For this assignment, I want you to find a granite surface and take a photograph of it. If you really get stuck finding a granite surface, try heading to Lowes or Home Depot and visit the kitchen planning area to see many different samples of granite. If you are really adventurous, try going to a granite warehouse where you can see a number of large slabs. It is truly a thrill to inspect the variety of minerals in granite. Cautionary note: although “Quartz” countertop materials have become popular lately, and some can be manufactured to look very similar to granite, they are NOT a natural rock. They are man-made, like a terrazzo floor or concrete. Don’t be fooled.
Remember that while you are looking at a rock, what you are actually seeing are the interlocked mineral crystals. After you find your granite, you will identify at least three of the minerals that are evident from a visual inspection. You will do this based on the color of the constituent minerals and by doing some research to learn the “usual suspects” that you might find in that variety of granite. Do not worry about being exact with your identification. Just do your best.

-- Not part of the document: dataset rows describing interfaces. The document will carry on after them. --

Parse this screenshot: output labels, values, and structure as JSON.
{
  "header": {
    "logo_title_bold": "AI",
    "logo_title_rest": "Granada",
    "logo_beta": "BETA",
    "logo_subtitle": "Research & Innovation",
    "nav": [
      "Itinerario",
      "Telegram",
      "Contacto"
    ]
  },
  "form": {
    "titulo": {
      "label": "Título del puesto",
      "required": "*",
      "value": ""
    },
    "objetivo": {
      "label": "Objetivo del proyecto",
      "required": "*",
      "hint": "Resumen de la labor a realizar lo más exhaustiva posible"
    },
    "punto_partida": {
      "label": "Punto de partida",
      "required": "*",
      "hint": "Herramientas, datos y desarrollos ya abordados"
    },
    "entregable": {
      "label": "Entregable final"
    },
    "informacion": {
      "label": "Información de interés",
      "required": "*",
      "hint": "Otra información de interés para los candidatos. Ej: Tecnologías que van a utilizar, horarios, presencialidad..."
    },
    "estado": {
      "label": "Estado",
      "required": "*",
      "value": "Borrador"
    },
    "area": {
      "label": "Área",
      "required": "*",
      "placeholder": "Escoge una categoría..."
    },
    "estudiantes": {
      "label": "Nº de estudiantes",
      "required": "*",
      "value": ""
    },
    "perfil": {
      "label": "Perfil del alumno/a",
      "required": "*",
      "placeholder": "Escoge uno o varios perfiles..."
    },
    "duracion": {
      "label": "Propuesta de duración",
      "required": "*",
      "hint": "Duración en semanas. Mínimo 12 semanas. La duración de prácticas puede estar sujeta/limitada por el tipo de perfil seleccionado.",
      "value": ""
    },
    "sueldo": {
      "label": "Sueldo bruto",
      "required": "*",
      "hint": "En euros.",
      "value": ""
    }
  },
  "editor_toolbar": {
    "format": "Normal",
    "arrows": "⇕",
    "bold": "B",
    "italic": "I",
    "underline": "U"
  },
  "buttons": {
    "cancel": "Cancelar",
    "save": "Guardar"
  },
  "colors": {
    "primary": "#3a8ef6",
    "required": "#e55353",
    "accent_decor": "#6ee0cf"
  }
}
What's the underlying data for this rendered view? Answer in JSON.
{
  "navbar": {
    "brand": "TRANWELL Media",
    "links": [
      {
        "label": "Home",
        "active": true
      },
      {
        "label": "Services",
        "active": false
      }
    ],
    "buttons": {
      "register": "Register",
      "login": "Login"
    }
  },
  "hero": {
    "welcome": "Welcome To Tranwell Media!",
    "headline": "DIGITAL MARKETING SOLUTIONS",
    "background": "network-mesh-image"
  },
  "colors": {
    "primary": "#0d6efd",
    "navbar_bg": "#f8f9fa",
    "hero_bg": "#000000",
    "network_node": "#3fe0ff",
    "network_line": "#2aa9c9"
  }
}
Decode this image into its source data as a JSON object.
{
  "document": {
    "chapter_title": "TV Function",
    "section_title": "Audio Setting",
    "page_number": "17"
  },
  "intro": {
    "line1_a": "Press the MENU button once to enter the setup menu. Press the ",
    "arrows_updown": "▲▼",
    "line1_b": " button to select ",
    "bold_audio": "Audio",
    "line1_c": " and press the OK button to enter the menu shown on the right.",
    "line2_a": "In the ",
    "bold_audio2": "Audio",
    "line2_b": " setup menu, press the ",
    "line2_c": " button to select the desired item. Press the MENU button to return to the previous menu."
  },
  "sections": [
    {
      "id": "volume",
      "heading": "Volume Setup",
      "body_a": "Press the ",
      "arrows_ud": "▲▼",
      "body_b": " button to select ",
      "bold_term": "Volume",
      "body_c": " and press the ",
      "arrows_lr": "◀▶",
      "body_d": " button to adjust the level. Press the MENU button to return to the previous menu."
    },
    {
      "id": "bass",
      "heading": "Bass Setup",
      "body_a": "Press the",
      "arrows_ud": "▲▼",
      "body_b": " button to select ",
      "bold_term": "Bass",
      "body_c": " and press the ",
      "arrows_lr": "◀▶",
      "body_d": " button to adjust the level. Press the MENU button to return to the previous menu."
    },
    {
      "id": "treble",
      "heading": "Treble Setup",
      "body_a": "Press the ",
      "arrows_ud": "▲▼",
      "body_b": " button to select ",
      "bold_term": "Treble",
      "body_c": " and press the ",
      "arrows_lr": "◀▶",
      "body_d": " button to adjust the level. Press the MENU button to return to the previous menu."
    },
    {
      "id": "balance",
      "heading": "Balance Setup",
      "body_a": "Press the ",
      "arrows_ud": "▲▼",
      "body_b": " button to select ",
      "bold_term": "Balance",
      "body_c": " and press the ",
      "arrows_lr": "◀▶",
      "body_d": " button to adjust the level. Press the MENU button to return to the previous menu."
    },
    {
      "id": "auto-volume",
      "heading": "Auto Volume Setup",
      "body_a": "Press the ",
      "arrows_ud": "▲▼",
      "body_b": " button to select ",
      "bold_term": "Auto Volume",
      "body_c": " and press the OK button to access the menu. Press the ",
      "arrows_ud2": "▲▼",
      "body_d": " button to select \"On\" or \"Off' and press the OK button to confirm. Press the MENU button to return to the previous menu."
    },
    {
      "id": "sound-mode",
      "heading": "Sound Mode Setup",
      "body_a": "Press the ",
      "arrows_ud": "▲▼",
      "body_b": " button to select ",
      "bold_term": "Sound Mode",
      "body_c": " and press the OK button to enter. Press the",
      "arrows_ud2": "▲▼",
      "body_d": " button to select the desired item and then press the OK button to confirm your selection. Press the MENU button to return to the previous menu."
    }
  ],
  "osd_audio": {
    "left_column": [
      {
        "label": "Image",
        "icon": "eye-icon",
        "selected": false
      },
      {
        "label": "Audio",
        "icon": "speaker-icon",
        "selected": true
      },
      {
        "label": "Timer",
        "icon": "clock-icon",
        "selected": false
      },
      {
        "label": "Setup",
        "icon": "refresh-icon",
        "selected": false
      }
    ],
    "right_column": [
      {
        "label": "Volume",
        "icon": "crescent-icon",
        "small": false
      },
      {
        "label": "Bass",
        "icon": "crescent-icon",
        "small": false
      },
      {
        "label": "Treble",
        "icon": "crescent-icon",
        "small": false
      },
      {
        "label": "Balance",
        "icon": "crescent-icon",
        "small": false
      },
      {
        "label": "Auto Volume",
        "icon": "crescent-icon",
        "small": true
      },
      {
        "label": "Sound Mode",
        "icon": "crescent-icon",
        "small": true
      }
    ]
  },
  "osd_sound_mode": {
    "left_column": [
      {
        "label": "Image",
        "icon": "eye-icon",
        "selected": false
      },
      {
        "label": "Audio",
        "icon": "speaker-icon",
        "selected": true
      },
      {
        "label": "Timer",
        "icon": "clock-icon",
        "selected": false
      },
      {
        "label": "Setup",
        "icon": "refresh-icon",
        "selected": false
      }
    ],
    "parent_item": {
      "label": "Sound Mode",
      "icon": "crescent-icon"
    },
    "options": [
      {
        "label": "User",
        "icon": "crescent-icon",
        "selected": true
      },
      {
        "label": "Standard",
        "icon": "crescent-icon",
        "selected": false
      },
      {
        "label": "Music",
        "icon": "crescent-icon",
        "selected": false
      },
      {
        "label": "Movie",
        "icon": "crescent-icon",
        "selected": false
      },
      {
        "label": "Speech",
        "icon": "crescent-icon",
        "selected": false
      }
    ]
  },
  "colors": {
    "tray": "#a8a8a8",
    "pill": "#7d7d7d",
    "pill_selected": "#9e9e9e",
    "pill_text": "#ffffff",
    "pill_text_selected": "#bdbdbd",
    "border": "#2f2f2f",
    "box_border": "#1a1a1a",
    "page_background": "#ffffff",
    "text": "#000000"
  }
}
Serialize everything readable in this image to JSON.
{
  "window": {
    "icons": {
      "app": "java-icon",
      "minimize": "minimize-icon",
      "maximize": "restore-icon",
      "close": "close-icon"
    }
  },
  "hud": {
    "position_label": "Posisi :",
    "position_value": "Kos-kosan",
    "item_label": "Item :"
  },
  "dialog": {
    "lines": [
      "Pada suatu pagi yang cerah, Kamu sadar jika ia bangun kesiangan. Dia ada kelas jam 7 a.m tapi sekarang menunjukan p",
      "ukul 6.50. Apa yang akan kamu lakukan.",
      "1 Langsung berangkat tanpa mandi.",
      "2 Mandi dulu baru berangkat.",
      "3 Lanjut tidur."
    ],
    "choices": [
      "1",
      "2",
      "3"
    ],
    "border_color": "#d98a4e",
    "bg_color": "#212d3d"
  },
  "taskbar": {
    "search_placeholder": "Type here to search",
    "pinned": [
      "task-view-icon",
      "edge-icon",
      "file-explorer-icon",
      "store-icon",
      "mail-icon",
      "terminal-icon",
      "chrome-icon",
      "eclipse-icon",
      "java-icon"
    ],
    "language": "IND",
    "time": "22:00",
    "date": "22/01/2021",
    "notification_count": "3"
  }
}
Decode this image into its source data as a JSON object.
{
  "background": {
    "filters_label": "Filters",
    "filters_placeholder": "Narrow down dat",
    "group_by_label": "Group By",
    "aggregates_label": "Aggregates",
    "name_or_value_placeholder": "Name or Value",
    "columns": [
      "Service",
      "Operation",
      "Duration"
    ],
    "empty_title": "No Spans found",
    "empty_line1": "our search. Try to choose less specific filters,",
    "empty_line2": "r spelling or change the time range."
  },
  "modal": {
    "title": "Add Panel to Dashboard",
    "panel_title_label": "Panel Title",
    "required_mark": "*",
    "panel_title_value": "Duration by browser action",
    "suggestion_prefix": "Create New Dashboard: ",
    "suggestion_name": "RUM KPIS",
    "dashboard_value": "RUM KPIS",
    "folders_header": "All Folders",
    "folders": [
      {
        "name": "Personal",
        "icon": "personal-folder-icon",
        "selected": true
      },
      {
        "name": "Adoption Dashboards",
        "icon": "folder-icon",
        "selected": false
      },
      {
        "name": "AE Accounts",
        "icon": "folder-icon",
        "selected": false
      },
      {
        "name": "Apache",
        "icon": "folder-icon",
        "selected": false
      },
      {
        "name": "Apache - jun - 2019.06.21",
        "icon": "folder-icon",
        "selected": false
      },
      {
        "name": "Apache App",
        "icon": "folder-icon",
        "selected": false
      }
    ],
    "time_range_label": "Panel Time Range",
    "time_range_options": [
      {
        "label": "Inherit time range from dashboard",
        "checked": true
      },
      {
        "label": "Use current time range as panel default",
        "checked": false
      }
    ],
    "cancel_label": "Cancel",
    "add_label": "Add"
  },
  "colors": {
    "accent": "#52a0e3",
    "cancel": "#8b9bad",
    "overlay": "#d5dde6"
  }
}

Figure 4. The image above illustrates some of the most typical minerals that appear in granite. Image credit: Slippery Rock Gazette
Part A: The Texture of Igneous Rocks
- What is magma and how does it differ from lava?
- Explain how and why the rate of cooling is different for magma and lava.
- Discuss how the rate of cooling of molten rock influences the size of the mineral crystals.
- Granite has a phaneritic texture. Explain what that means, and what it has to do with the cooling history of the rock.
- Do some research and find information on a granite quarry. Insert an image of the quarry, give the location, and provide a short description of the type of granite this quarry is known for.
- Include links to each resource used to help you with your image and quarry information.
Part B: Granite Field Trip
- Take a photo of your granite, and insert it into your assignment.
- Explain where you found your granite. Was it in your kitchen, in a store, or elsewhere?
- Annotate your photo with circles around at least three specific minerals and attempt to identify them. Use an arrow with a label for the mineral name. Look at the image above for an idea of how this might be done and read the information in the lesson folder for the typical mineral found in granite.
- Include a link to each resource used to help you with your mineral identification and information on granite.
GRADING (guidelines to earn maximum points)
- Length and detail: Observe a 300-word minimum (in total) with adequate length and detail for each response.
- Formatting: Format your assignment so it is well organized for the reader.
- References: Include credits (links) to the resources you used for information and any images you used for this assignment.